Director Kiyoshi Kurosawa is best known in North American for his contributions to the Japanese horror genre. Stepping into the historical thriller genre, Kurosawa’s new film, Wife of a Spy, explores a different type of horror, the atrocities committed in war.
Kurosawa picked up a Silver Lion for Best Director at the 2020 Venice Film Festival for the film. Wife of a Spy is currently running at select theatres across Canada, including the Scotiabank Theatre in Toronto beginning on Oct. 22.
Set in Kobe, Japan, in the 1940s, on the eve of the outbreak of the Second World War, a young wife begins to suspect her husband’s Western business connections are hiding something nefarious. When the truth is revealed, her life is forever changed.
“Set in Japan’s war-torn rural countryside, this film depicts a couple’s struggle to overcome distrust and stay faithful to their love. This is my first period film. With a timeline of fixed historical events, I pondered how conflicted people must have felt when they thought of the future,” says Kurosawa.
Actress Yu Aoi steals every scene she is in, portraying Satoko as a young and naive housewife who has lived a charmed life with her husband, Yusaku (Issey Takahashi), a wealthy merchant who runs an import/export business. Satoko lives in a beautiful Western-style home with loyal house staff, wears trendy European clothes, and stars in amateur auteur films produced by her husband.
Despite the growing restrictions on Japanese citizens as the country enters the war, Yusaku insists on taking a business trip to Manchuria. Yusaku’s trip unexpectedly gets extended, and he returns with a mysterious woman who he helps get a job at a nearby guesthouse.
When the woman turns up dead, Satoko’s childhood friend, Taiji, plants seeds of doubt in her mind about Yusaku’s intentions. Taiji (Masahiro Higashide), handsome and harbouring a life-long crush on Satoko, is now a military policeman with a strong sense of nationalism as Japan is on the cusp of entering the war.
The cracks of distrust begin to grow between husband and wife, as Satoko questions the life she has lived, the man she has married, and what she believes.
“My film’s protagonists are often married couples.
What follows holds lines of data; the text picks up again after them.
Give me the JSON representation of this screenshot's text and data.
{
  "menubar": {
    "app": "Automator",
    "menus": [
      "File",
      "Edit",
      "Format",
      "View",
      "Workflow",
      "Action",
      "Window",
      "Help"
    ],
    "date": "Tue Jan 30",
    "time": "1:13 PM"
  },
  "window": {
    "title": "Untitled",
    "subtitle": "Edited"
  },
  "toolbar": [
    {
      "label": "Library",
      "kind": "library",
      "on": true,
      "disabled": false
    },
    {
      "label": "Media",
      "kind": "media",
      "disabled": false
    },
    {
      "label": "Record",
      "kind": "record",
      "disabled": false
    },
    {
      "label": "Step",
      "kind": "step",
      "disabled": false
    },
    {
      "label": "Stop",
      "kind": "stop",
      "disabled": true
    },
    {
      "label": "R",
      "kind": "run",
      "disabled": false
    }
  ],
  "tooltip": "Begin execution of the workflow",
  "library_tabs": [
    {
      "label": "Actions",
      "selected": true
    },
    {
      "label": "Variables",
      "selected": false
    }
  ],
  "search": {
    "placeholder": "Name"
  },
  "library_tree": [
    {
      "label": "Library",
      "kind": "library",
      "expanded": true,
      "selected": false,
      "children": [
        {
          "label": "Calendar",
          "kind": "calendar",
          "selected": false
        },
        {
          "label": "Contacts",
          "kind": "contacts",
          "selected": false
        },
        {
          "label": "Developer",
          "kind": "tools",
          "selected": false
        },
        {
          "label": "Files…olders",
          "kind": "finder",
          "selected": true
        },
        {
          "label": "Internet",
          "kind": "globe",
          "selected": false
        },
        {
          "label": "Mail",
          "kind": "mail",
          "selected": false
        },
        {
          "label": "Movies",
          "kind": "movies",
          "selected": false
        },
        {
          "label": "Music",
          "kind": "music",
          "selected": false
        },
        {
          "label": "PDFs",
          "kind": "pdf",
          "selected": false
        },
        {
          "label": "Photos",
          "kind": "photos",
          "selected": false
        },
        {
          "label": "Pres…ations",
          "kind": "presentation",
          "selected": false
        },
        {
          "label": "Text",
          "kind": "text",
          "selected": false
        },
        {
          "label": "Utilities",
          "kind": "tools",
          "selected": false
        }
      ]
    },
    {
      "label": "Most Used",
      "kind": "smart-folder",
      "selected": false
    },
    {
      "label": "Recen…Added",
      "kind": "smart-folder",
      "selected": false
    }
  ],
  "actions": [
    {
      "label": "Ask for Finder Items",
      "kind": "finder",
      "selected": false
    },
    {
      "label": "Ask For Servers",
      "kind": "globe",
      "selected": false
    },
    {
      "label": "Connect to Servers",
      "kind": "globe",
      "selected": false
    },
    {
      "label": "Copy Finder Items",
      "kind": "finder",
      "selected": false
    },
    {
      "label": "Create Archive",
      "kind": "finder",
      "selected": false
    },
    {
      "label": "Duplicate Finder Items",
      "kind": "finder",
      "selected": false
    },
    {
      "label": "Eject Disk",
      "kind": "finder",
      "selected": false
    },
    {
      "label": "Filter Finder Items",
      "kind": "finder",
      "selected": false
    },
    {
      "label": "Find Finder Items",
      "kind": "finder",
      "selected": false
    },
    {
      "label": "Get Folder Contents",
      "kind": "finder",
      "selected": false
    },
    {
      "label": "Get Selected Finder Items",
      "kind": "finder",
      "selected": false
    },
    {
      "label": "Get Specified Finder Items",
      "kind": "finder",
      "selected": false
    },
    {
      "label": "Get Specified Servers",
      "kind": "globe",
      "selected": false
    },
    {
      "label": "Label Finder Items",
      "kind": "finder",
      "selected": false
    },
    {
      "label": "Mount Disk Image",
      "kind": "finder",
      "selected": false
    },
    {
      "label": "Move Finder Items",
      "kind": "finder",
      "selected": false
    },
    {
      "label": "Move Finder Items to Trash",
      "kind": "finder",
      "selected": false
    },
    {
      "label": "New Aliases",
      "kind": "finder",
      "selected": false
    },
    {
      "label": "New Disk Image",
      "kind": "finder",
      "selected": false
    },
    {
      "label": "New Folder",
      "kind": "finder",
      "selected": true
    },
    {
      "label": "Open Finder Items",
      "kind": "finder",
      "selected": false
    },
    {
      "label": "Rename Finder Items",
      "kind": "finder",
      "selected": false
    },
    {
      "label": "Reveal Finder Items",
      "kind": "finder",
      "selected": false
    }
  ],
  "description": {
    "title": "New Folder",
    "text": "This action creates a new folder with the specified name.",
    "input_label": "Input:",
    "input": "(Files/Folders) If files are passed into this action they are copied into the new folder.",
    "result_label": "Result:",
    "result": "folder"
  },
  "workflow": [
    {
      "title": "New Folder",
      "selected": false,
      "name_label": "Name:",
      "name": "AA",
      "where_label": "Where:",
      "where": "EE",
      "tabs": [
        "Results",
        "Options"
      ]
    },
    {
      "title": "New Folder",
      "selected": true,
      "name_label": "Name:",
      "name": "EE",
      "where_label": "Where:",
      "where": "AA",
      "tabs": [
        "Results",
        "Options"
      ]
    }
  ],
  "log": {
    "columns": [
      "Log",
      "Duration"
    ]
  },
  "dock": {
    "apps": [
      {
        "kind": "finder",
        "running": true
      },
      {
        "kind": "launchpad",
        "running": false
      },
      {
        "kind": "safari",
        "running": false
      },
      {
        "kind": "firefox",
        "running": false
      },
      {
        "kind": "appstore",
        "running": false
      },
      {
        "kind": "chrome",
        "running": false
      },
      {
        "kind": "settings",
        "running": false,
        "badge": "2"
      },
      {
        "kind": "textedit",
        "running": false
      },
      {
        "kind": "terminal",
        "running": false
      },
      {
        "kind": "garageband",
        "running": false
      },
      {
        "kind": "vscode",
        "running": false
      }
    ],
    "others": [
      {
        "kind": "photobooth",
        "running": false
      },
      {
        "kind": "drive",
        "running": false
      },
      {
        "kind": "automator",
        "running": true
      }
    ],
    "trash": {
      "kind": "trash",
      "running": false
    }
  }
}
This film is no different. Marriage is a unique phenomenon through which men and women of different backgrounds and statuses join together as one, pledging to share the same life and fate,” says Kurosawa. “Though husband and wife are equal, each has a side that the other doesn’t know about, which often stays hidden behind a facade of mutual trust. However, a slight turn of events may cause that unknown side to surface. Before you know it, suspicion and doubt start to rear their ugly heads even during quiet family dinners. I can’t find better material for a film than this.”
Yusaku senses Japan is heading in an unsettling direction and reveals to Satoko what he saw in Manchuria. He visited the Kwantung Army’s research lab and saw firsthand that the Japanese army secretly experimented on human captives. Now he is determined to bring to light the atrocities of Japan at war, despite the consequences.
Satoko finds herself torn between her loyalty to her husband and their country and justice or happiness. Wife of a Spy examines how war changes people; for some, it is a call to action, while others look away, and others use it as a chance to act brutally without consequence.
When characters push the bounds of morality, director Kurosawa’s ability for suspense and horror comes out in a whole different light.
“This film is not about the war. It serves as the backdrop for this story and acknowledges the acts of ruthless violence Japan has committed on foreign soil,” says Kurosawa. “The two protagonists battle with their emotions as they cry over this revelation, which leads them to make a life-changing decision.”
Wife of a Spy is now playing at select theatres across Canada. For more information and to find showtimes, visit www.filmswelike.com/showtimes.